Designing the top and making the parts fit together was fun. Turning it into a completed quilt has been less than fun. "Finished is better than perfect" became my mantra as I worked on it this week.

Almost from the day I finished the flimsy I planned to quilt this using a spiderweb design. Originally I thought I would put the center of the web sort of in the middle of the quilt, off to the right side. After I'd basted it, however, it occurred to me that I had a giant spider and the beginnings of a web already in the quilt. Why not use that as my starting point?

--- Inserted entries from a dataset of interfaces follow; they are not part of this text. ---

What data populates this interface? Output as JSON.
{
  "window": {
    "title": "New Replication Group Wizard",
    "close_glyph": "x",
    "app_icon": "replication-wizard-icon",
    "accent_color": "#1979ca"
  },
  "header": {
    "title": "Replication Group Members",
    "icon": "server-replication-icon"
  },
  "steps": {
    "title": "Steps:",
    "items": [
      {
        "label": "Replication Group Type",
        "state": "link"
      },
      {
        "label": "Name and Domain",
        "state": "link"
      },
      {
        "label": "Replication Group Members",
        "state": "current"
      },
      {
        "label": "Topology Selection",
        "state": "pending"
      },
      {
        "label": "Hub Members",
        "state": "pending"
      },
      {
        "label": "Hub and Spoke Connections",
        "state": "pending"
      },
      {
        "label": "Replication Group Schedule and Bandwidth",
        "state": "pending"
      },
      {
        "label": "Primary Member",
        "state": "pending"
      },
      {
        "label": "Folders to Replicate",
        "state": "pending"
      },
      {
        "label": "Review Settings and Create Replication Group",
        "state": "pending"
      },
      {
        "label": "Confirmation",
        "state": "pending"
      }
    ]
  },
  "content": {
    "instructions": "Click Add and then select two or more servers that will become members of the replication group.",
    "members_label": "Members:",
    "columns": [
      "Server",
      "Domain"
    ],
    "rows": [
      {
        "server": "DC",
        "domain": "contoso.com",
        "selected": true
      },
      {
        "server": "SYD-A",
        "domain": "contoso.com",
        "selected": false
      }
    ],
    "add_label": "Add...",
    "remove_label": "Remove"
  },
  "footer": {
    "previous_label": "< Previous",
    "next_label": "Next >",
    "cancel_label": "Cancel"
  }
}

It all began well enough. Once I had the upper third of the top quilted I found myself getting confused about where I was and which way I needed to go. I took the quilt out from under the machine, laid it out on the kitchen floor, and used my ruler and chalk to draw the lower part of the web in place.

I really thought I'd have this quilted in no time. In spite of my chalk lines I got lost. Plus I'm still learning the idiosyncracies of my new machine. I managed to screw up the tension somehow and my stitches weren't looking the way they ought to have done. Some lines of stitching had to be taken out and done over.

Eventually I got everything working smoothly again and filled in all the gaps in my web. It's not wonderful but it will hold together. The web is actually more visible on the back of the quilt but I can't get a decent picture of it.

The quilt trimmed up nicely (it was more of a trapezoid than a rectangle when I basted the layers together) and I had just enough of the black I'd used in the quilt as filler strips to make the binding.

Once it came out of the dryer I liked it much better. In fact, I was a little sorry to see it go. Guess I'll just have to make a similar one for our own use!